Provide safety to communicate about the traumatic experiences: Friends can let the survivor know that they are there to listen and give support when the survivor is ready. Believe the survivor and validate his or her feelings and reactions. Rather than minimizing what the survivor has been through, be clear that the traumatic experience was not the survivor's fault. It is helpful not to question or judge what he or she did to survive. Friends can reassure the survivor of their love and concern. Friends can also communicate their support through their behavior. Small gestures of kindness can be very meaningful to survivors.
Provide another focus: Take a break from talking about the traumatic experiences.
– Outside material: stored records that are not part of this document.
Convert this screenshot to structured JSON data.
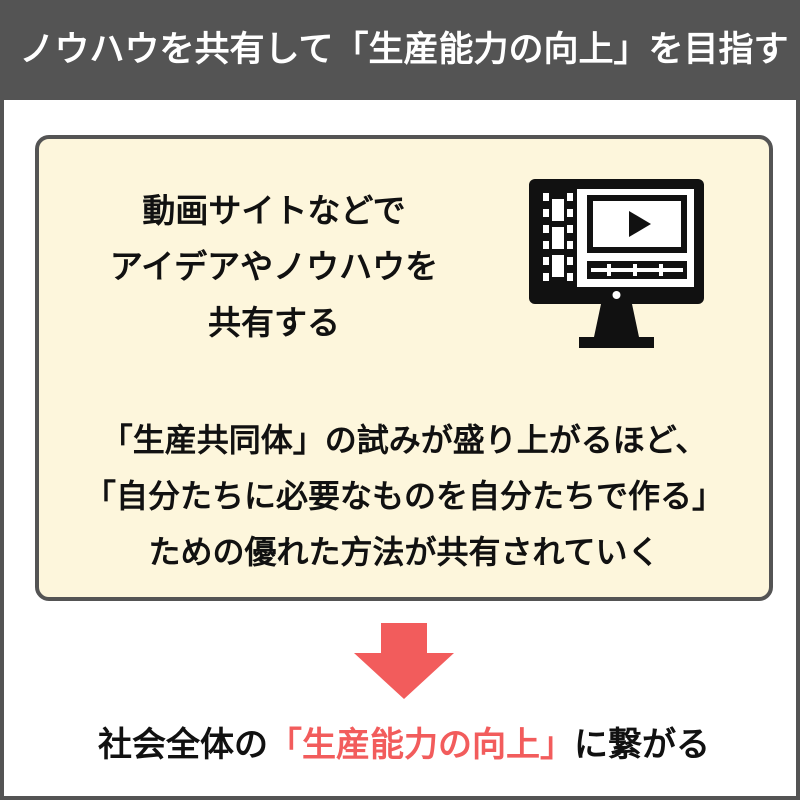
{
  "header": {
    "title": "ノウハウを共有して「生産能力の向上」を目指す"
  },
  "panel": {
    "top_lines": [
      "動画サイトなどで",
      "アイデアやノウハウを",
      "共有する"
    ],
    "icon": "video-monitor-icon",
    "bottom_lines": [
      "「生産共同体」の試みが盛り上がるほど、",
      "「自分たちに必要なものを自分たちで作る」",
      "ための優れた方法が共有されていく"
    ]
  },
  "arrow": {
    "icon": "down-arrow-icon"
  },
  "footer": {
    "prefix": "社会全体の",
    "highlight": "「生産能力の向上」",
    "suffix": "に繋がる"
  },
  "colors": {
    "header_bg": "#545454",
    "panel_bg": "#fdf6dc",
    "accent": "#f25c5c",
    "text": "#111111"
  }
}
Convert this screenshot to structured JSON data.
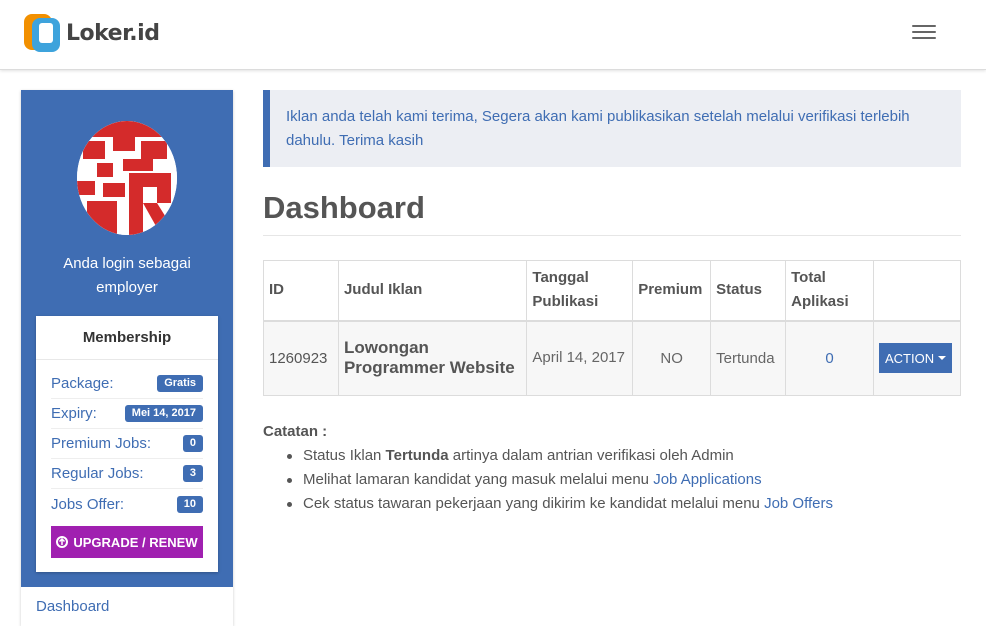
{
  "brand": {
    "name": "Loker.id"
  },
  "icons": {
    "logo": "loker-logo-icon",
    "menu": "hamburger-menu-icon",
    "upgrade": "arrow-circle-up-icon",
    "caret": "caret-down-icon"
  },
  "colors": {
    "primary": "#3f6db3",
    "upgrade": "#a020b0",
    "logo_orange": "#f29000",
    "logo_blue": "#3ea3dc"
  },
  "sidebar": {
    "login_text_line1": "Anda login sebagai",
    "login_text_line2": "employer",
    "membership": {
      "title": "Membership",
      "rows": [
        {
          "label": "Package:",
          "value": "Gratis"
        },
        {
          "label": "Expiry:",
          "value": "Mei 14, 2017"
        },
        {
          "label": "Premium Jobs:",
          "value": "0"
        },
        {
          "label": "Regular Jobs:",
          "value": "3"
        },
        {
          "label": "Jobs Offer:",
          "value": "10"
        }
      ],
      "upgrade_label": "UPGRADE / RENEW"
    },
    "menu": [
      {
        "label": "Dashboard"
      }
    ]
  },
  "alert": {
    "text": "Iklan anda telah kami terima, Segera akan kami publikasikan setelah melalui verifikasi terlebih dahulu. Terima kasih"
  },
  "page_title": "Dashboard",
  "table": {
    "headers": [
      "ID",
      "Judul Iklan",
      "Tanggal Publikasi",
      "Premium",
      "Status",
      "Total Aplikasi",
      ""
    ],
    "rows": [
      {
        "id": "1260923",
        "title": "Lowongan Programmer Website",
        "date": "April 14, 2017",
        "premium": "NO",
        "status": "Tertunda",
        "total": "0",
        "action": "ACTION"
      }
    ]
  },
  "notes": {
    "title": "Catatan :",
    "item1": {
      "pre": "Status Iklan ",
      "bold": "Tertunda",
      "post": " artinya dalam antrian verifikasi oleh Admin"
    },
    "item2": {
      "pre": "Melihat lamaran kandidat yang masuk melalui menu ",
      "link": "Job Applications"
    },
    "item3": {
      "pre": "Cek status tawaran pekerjaan yang dikirim ke kandidat melalui menu ",
      "link": "Job Offers"
    }
  }
}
Follow the survivor's lead on when to talk about it and when to leave it behind. Allow time for mutual relaxation and pleasant and comforting activities.
Broaden the social support network: Friends can encourage survivors to get additional support. This support may come from other friends and family members, religious institutions, support groups, self-help resources, crisis counseling agencies, or trained mental health professionals. Friends and family may also want support and may seek individual, group, couple, or family counseling if they are troubled by their trauma reactions. These include their own thoughts or images of what happened to the survivor, anxiety, depression, fears, anger, addiction, or relationship problems.
Help to return control: Friends need to respect the time and space it takes to heal. This requires patience. By respecting the survivors' wishes and allowing them to make decisions, friends help return control to them.
Education: Educate yourself about trauma and the healing process. Learn about common reactions to traumatic experiences and about resources by attending classes, viewing films, reading books, searching the internet, or talking to a counselor.
The appreciation of survivors: Survivors will appreciate the support of friends and family, although they may not always be able to express it. Such support may be especially helpful in letting survivors know they are not alone, and that eventually, when they can more closely relate to friends and loved ones, they will be there.
A family doctor, clergy person, local mental health association, state psychiatric, psychological, or social work association, or health insurer may be helpful in providing a referral to a counselor or therapist with experience in treating people affected by traumatic stress and their loved ones.
For more information about traumatic stress or the International Society of Traumatic Stress Studies, call 847-480-9028.
© 2005 International Society For Traumatic Stress Studies. All rights reserved.